Some companies subject job applicants to hands-on tests of the skills required for a position. This says that they appear more interested in filling a capacity gap for a skill set than in recruiting people for careers. The most extreme cases are the “coding interviews” given at Silicon Valley software companies, during which candidates are asked to solve programming problems. This has spawned a whole sub-industry of coaches and books to help cram for such interviews. The problems are typically the kind of textbook exercises given in college that experienced programmers have long forgotten and are irrelevant to their actual work. College students, for example, learn various ways of sorting records, while professional application programmers just use built-in Sort functions. Software developers with, say, 20 years of experience with databases perceive these interviews as silly and demeaning, raising the question of whether they are intended to bias the hiring process in favor of recent college graduates.

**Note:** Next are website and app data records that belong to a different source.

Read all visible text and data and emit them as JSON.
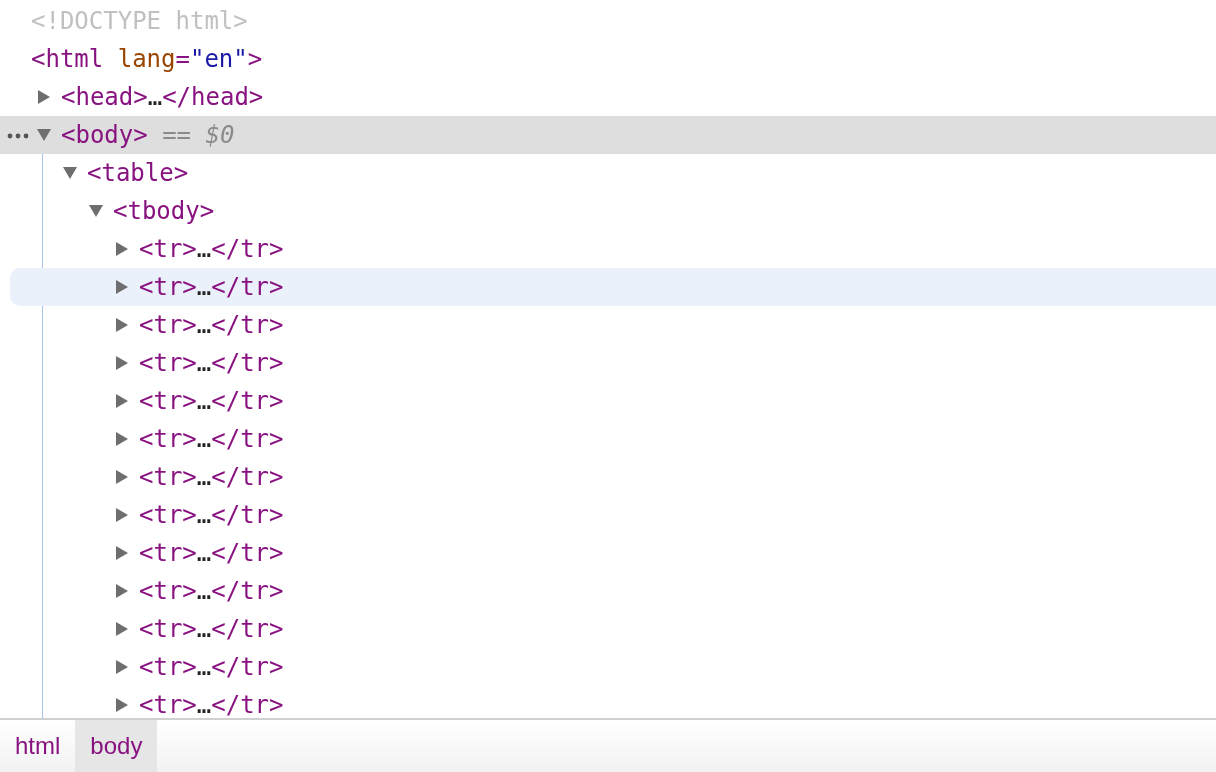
{
  "tree": [
    {
      "selected": false,
      "hovered": false,
      "parts": [
        {
          "kind": "doctype",
          "text": "<!DOCTYPE html>"
        }
      ]
    },
    {
      "selected": false,
      "hovered": false,
      "parts": [
        {
          "kind": "tag",
          "text": "<html"
        },
        {
          "kind": "attr_name",
          "text": "lang"
        },
        {
          "kind": "tag",
          "text": "="
        },
        {
          "kind": "attr_value",
          "text": "\"en\""
        },
        {
          "kind": "tag",
          "text": ">"
        }
      ],
      "children": [
        {
          "expanded": false,
          "selected": false,
          "hovered": false,
          "parts": [
            {
              "kind": "tag",
              "text": "<head>"
            },
            {
              "kind": "ellipsis",
              "text": "…"
            },
            {
              "kind": "tag",
              "text": "</head>"
            }
          ]
        },
        {
          "expanded": true,
          "selected": true,
          "hovered": false,
          "parts": [
            {
              "kind": "tag",
              "text": "<body>"
            },
            {
              "kind": "marker",
              "text": "== $0"
            }
          ],
          "children": [
            {
              "expanded": true,
              "selected": false,
              "hovered": false,
              "parts": [
                {
                  "kind": "tag",
                  "text": "<table>"
                }
              ],
              "children": [
                {
                  "expanded": true,
                  "selected": false,
                  "hovered": false,
                  "parts": [
                    {
                      "kind": "tag",
                      "text": "<tbody>"
                    }
                  ],
                  "children": [
                    {
                      "expanded": false,
                      "selected": false,
                      "hovered": false,
                      "parts": [
                        {
                          "kind": "tag",
                          "text": "<tr>"
                        },
                        {
                          "kind": "ellipsis",
                          "text": "…"
                        },
                        {
                          "kind": "tag",
                          "text": "</tr>"
                        }
                      ]
                    },
                    {
                      "expanded": false,
                      "selected": false,
                      "hovered": true,
                      "parts": [
                        {
                          "kind": "tag",
                          "text": "<tr>"
                        },
                        {
                          "kind": "ellipsis",
                          "text": "…"
                        },
                        {
                          "kind": "tag",
                          "text": "</tr>"
                        }
                      ]
                    },
                    {
                      "expanded": false,
                      "selected": false,
                      "hovered": false,
                      "parts": [
                        {
                          "kind": "tag",
                          "text": "<tr>"
                        },
                        {
                          "kind": "ellipsis",
                          "text": "…"
                        },
                        {
                          "kind": "tag",
                          "text": "</tr>"
                        }
                      ]
                    },
                    {
                      "expanded": false,
                      "selected": false,
                      "hovered": false,
                      "parts": [
                        {
                          "kind": "tag",
                          "text": "<tr>"
                        },
                        {
                          "kind": "ellipsis",
                          "text": "…"
                        },
                        {
                          "kind": "tag",
                          "text": "</tr>"
                        }
                      ]
                    },
                    {
                      "expanded": false,
                      "selected": false,
                      "hovered": false,
                      "parts": [
                        {
                          "kind": "tag",
                          "text": "<tr>"
                        },
                        {
                          "kind": "ellipsis",
                          "text": "…"
                        },
                        {
                          "kind": "tag",
                          "text": "</tr>"
                        }
                      ]
                    },
                    {
                      "expanded": false,
                      "selected": false,
                      "hovered": false,
                      "parts": [
                        {
                          "kind": "tag",
                          "text": "<tr>"
                        },
                        {
                          "kind": "ellipsis",
                          "text": "…"
                        },
                        {
                          "kind": "tag",
                          "text": "</tr>"
                        }
                      ]
                    },
                    {
                      "expanded": false,
                      "selected": false,
                      "hovered": false,
                      "parts": [
                        {
                          "kind": "tag",
                          "text": "<tr>"
                        },
                        {
                          "kind": "ellipsis",
                          "text": "…"
                        },
                        {
                          "kind": "tag",
                          "text": "</tr>"
                        }
                      ]
                    },
                    {
                      "expanded": false,
                      "selected": false,
                      "hovered": false,
                      "parts": [
                        {
                          "kind": "tag",
                          "text": "<tr>"
                        },
                        {
                          "kind": "ellipsis",
                          "text": "…"
                        },
                        {
                          "kind": "tag",
                          "text": "</tr>"
                        }
                      ]
                    },
                    {
                      "expanded": false,
                      "selected": false,
                      "hovered": false,
                      "parts": [
                        {
                          "kind": "tag",
                          "text": "<tr>"
                        },
                        {
                          "kind": "ellipsis",
                          "text": "…"
                        },
                        {
                          "kind": "tag",
                          "text": "</tr>"
                        }
                      ]
                    },
                    {
                      "expanded": false,
                      "selected": false,
                      "hovered": false,
                      "parts": [
                        {
                          "kind": "tag",
                          "text": "<tr>"
                        },
                        {
                          "kind": "ellipsis",
                          "text": "…"
                        },
                        {
                          "kind": "tag",
                          "text": "</tr>"
                        }
                      ]
                    },
                    {
                      "expanded": false,
                      "selected": false,
                      "hovered": false,
                      "parts": [
                        {
                          "kind": "tag",
                          "text": "<tr>"
                        },
                        {
                          "kind": "ellipsis",
                          "text": "…"
                        },
                        {
                          "kind": "tag",
                          "text": "</tr>"
                        }
                      ]
                    },
                    {
                      "expanded": false,
                      "selected": false,
                      "hovered": false,
                      "parts": [
                        {
                          "kind": "tag",
                          "text": "<tr>"
                        },
                        {
                          "kind": "ellipsis",
                          "text": "…"
                        },
                        {
                          "kind": "tag",
                          "text": "</tr>"
                        }
                      ]
                    },
                    {
                      "expanded": false,
                      "selected": false,
                      "hovered": false,
                      "parts": [
                        {
                          "kind": "tag",
                          "text": "<tr>"
                        },
                        {
                          "kind": "ellipsis",
                          "text": "…"
                        },
                        {
                          "kind": "tag",
                          "text": "</tr>"
                        }
                      ]
                    }
                  ]
                }
              ]
            }
          ]
        }
      ]
    }
  ],
  "breadcrumbs": [
    {
      "label": "html",
      "selected": false
    },
    {
      "label": "body",
      "selected": true
    }
  ]
}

This is the opposite of the Lean approach. During a career at a company, a person would have to acquire many technical and managerial skills. With that in mind, the willingness and ability to learn are more important than what the person knows walking in. When Honda set up its Marysville facility, they deliberately hired people with no prior experience in car manufacturing, to train them from scratch in the Honda way. As an employee, the background knowledge you need is supposed to have been provided at school. Whether in the US or Japan, however, schools never work perfectly, and companies end up providing remedial training they feel they shouldn’t have to. However, if all you need today is a technical skill set, you are probably better off hiring a contractor than an employee.